Contentious first debate between Cruz, O'Rourke

The surprisingly close U.S. Senate race in Texas is growing more combative, and Republican Sen. Ted Cruz and Democratic Congressman Beto O'Rourke are staking their chances on two sharply different visions of America.

Their first debate Friday night reinforced Cruz's doubling down on unabashed conservatism that has proved a winner in Texas for decades, offering no compromise on hardline immigration measures or gun control, months after a mass shooting at a high school near Houston.

And in Dallas, where the debate was held amid simmering tensions over a white police officer fatally shooting an unarmed black neighbor in his apartment , Cruz didn't answer directly when asked whether police violence against unarmed African-Americans was a problem across the country.

"I believe everyone's rights should be protected, regardless of your race, regardless of your ethnicity," Cruz said. "But I'll tell you something, I've been to too many police funerals."

O'Rourke, meanwhile, stuck with his gambit that Texas is ready to swing left while defending his support of legalizing marijuana and universal health care.
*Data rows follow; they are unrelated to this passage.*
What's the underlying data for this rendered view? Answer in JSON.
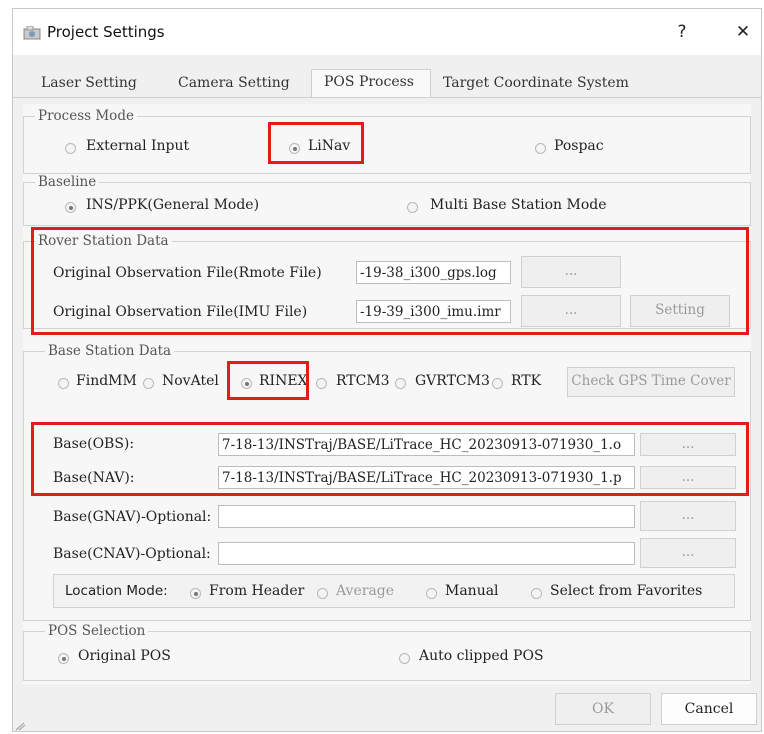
{
  "window": {
    "title": "Project Settings",
    "help_label": "?",
    "close_label": "✕"
  },
  "tabs": [
    "Laser Setting",
    "Camera Setting",
    "POS Process",
    "Target Coordinate System"
  ],
  "process_mode": {
    "legend": "Process Mode",
    "options": [
      "External Input",
      "LiNav",
      "Pospac"
    ],
    "selected": "LiNav"
  },
  "baseline": {
    "legend": "Baseline",
    "options": [
      "INS/PPK(General Mode)",
      "Multi Base Station  Mode"
    ],
    "selected": "INS/PPK(General Mode)"
  },
  "rover": {
    "legend": "Rover Station Data",
    "obs_label": "Original Observation File(Rmote File)",
    "obs_value": "-19-38_i300_gps.log",
    "imu_label": "Original Observation File(IMU File)",
    "imu_value": "-19-39_i300_imu.imr",
    "browse_label": "...",
    "setting_label": "Setting"
  },
  "base_station": {
    "legend": "Base Station Data",
    "formats": [
      "FindMM",
      "NovAtel",
      "RINEX",
      "RTCM3",
      "GVRTCM3",
      "RTK"
    ],
    "selected": "RINEX",
    "check_label": "Check GPS Time Cover",
    "obs_label": "Base(OBS):",
    "obs_value": "7-18-13/INSTraj/BASE/LiTrace_HC_20230913-071930_1.o",
    "nav_label": "Base(NAV):",
    "nav_value": "7-18-13/INSTraj/BASE/LiTrace_HC_20230913-071930_1.p",
    "gnav_label": "Base(GNAV)-Optional:",
    "gnav_value": "",
    "cnav_label": "Base(CNAV)-Optional:",
    "cnav_value": "",
    "browse_label": "...",
    "location_mode_label": "Location Mode:",
    "location_options": [
      "From Header",
      "Average",
      "Manual",
      "Select from Favorites"
    ],
    "location_selected": "From Header"
  },
  "pos_selection": {
    "legend": "POS Selection",
    "options": [
      "Original POS",
      "Auto clipped POS"
    ],
    "selected": "Original POS"
  },
  "footer": {
    "ok_label": "OK",
    "cancel_label": "Cancel"
  },
  "colors": {
    "highlight": "#e41b1b",
    "dialog_bg": "#f0f0f0"
  }
}
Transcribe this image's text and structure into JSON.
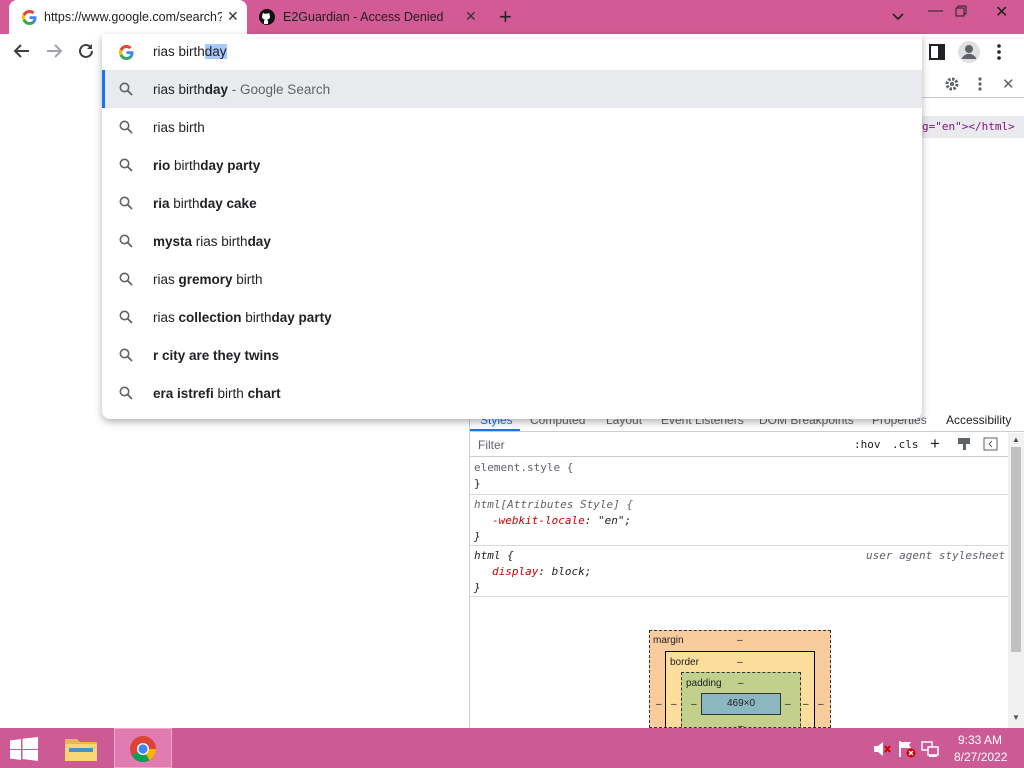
{
  "tabs": [
    {
      "title": "https://www.google.com/search?q",
      "favicon": "google-g-icon",
      "active": true
    },
    {
      "title": "E2Guardian - Access Denied",
      "favicon": "github-icon",
      "active": false
    }
  ],
  "omnibox": {
    "typed": "rias birth",
    "autocomplete": "day"
  },
  "suggestions": [
    {
      "parts": [
        {
          "t": "rias birth",
          "b": false
        },
        {
          "t": "day",
          "b": true
        }
      ],
      "suffix": " - Google Search",
      "selected": true
    },
    {
      "parts": [
        {
          "t": "rias birth",
          "b": false
        }
      ],
      "suffix": "",
      "selected": false
    },
    {
      "parts": [
        {
          "t": "rio",
          "b": true
        },
        {
          "t": " birth",
          "b": false
        },
        {
          "t": "day party",
          "b": true
        }
      ],
      "suffix": "",
      "selected": false
    },
    {
      "parts": [
        {
          "t": "ria",
          "b": true
        },
        {
          "t": " birth",
          "b": false
        },
        {
          "t": "day cake",
          "b": true
        }
      ],
      "suffix": "",
      "selected": false
    },
    {
      "parts": [
        {
          "t": "mysta",
          "b": true
        },
        {
          "t": " rias birth",
          "b": false
        },
        {
          "t": "day",
          "b": true
        }
      ],
      "suffix": "",
      "selected": false
    },
    {
      "parts": [
        {
          "t": "rias ",
          "b": false
        },
        {
          "t": "gremory",
          "b": true
        },
        {
          "t": " birth",
          "b": false
        }
      ],
      "suffix": "",
      "selected": false
    },
    {
      "parts": [
        {
          "t": "rias ",
          "b": false
        },
        {
          "t": "collection",
          "b": true
        },
        {
          "t": " birth",
          "b": false
        },
        {
          "t": "day party",
          "b": true
        }
      ],
      "suffix": "",
      "selected": false
    },
    {
      "parts": [
        {
          "t": "r city are they twins",
          "b": true
        }
      ],
      "suffix": "",
      "selected": false
    },
    {
      "parts": [
        {
          "t": "era istrefi",
          "b": true
        },
        {
          "t": " birth ",
          "b": false
        },
        {
          "t": "chart",
          "b": true
        }
      ],
      "suffix": "",
      "selected": false
    }
  ],
  "devtools": {
    "elements_line": "g=\"en\"></html>",
    "panel_tabs": [
      "Styles",
      "Computed",
      "Layout",
      "Event Listeners",
      "DOM Breakpoints",
      "Properties",
      "Accessibility"
    ],
    "filter_placeholder": "Filter",
    "hov": ":hov",
    "cls": ".cls",
    "rules": {
      "element_style": "element.style {",
      "close1": "}",
      "attr_selector": "html[Attributes Style] {",
      "attr_prop": "-webkit-locale",
      "attr_val": "\"en\"",
      "close2": "}",
      "html_selector": "html {",
      "ua_label": "user agent stylesheet",
      "display_prop": "display",
      "display_val": "block",
      "close3": "}"
    },
    "boxmodel": {
      "margin_label": "margin",
      "border_label": "border",
      "padding_label": "padding",
      "dash": "–",
      "content": "469×0"
    }
  },
  "taskbar": {
    "time": "9:33 AM",
    "date": "8/27/2022"
  },
  "colors": {
    "titlebar": "#d35a94",
    "taskbar": "#cc5a95",
    "selection": "#a8c7fa",
    "accent": "#1a73e8"
  }
}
For however many voters were watching on a Friday night - when the focus of many Texans is on high school football - there was little appeal from either candidate to a middle ground.

Cruz, who acknowledged during the hourlong event at Southern Methodist University that O'Rourke is giving him a "real race," is banking his re-election on energizing Republican voters who have denied Texas Democrats from winning any statewide office in the last 25 years. O'Rourke, meanwhile, needs an overwhelming Democratic turnout and big gains in Texas' conservative suburbs.

"We are not running against anyone, we're not running against anything," O'Rourke said. "We are running for this country, each and every single one of us."

But Cruz often put him on the defensive, clouding his positive message, and the Democrat defended policy positions that even GOP moderates might have difficulty unifying around.

Cruz went on the attack moments after stepping on the stage, charging that his opponent suggested that police officers embodied "modern-day Jim Crow" laws in response to a question about Amber Guyger, the officer accused of shooting of her neighbor.

O'Rourke responded that the accusation was "simply not true." Cruz appeared to be referring to O'Rourke previously suggesting that inherent biases in the criminal justice system promote racism.

When Cruz tried to say O'Rourke wanted to abolish the Second Amendment, the Democrat said it wasn't so, and the candidates sniped while the moderators pleaded for them to stop and for the audience to stop hooting. O'Rourke said Texas was ready for a senator who will protect the Second Amendment while imposing small restrictions to save lives and prevent mass shootings. He suggested those were supported by "gunowners and non-gunowners alike," but when he said the common GOP refrain after gun violence of offering "thoughts and prayers" wasn't enough, Cruz bristled.

"I'm sorry you don't like thoughts and prayers," he said. "I will pray for anyone in harm's way."

Cruz was also asked whether Supreme Court nominee Brett Kavanaugh's accuser could say anything that might make him question his support for the nomination. Cruz said "absolutely," but didn't elaborate while calling the allegations serious.

The incumbent also criticized O'Rourke's past support for legalizing marijuana, evoking his older half-sister, Miriam, who died of a drug overdose. O'Rourke, meanwhile, has been open about his 1998 arrest for drunken driving in El Paso, but said for the first time Friday that he did not try to flee the scene, as a witness suggested in the police report. He called the incident a "terrible mistake"

The pair will square off again next weekend in Cruz's hometown of Houston, and a third and final debate is set for San Antonio three weeks before the Nov. 6 election.

An ex-punk rocker who has attracted glowing attention from national liberal circles for his high-energy campaign and monster fundraising, O'Rourke has been mentioned as a possible 2020 Democratic vice presidential candidate and even a 2020 White House hopeful. Though he may not knock off Cruz, the argument goes, a close loss could only further boost his national profile.

Cruz finished second in the 2016 Republican presidential primary. But a variety of polls show that O'Rourke is staying within striking distance - prompting Cruz to go negative in ads lately, attacking his opponent for defending NFL players' right to protest during the national anthem and his opposition to the Trump administration's hardline stance on immigration.

President Donald Trump has announced that he'll rally in Texas for his once bitter rival Cruz next month - previously unthinkable in a state where Republicans usually rack up landslide victories.


Weber reported from Austin, Texas.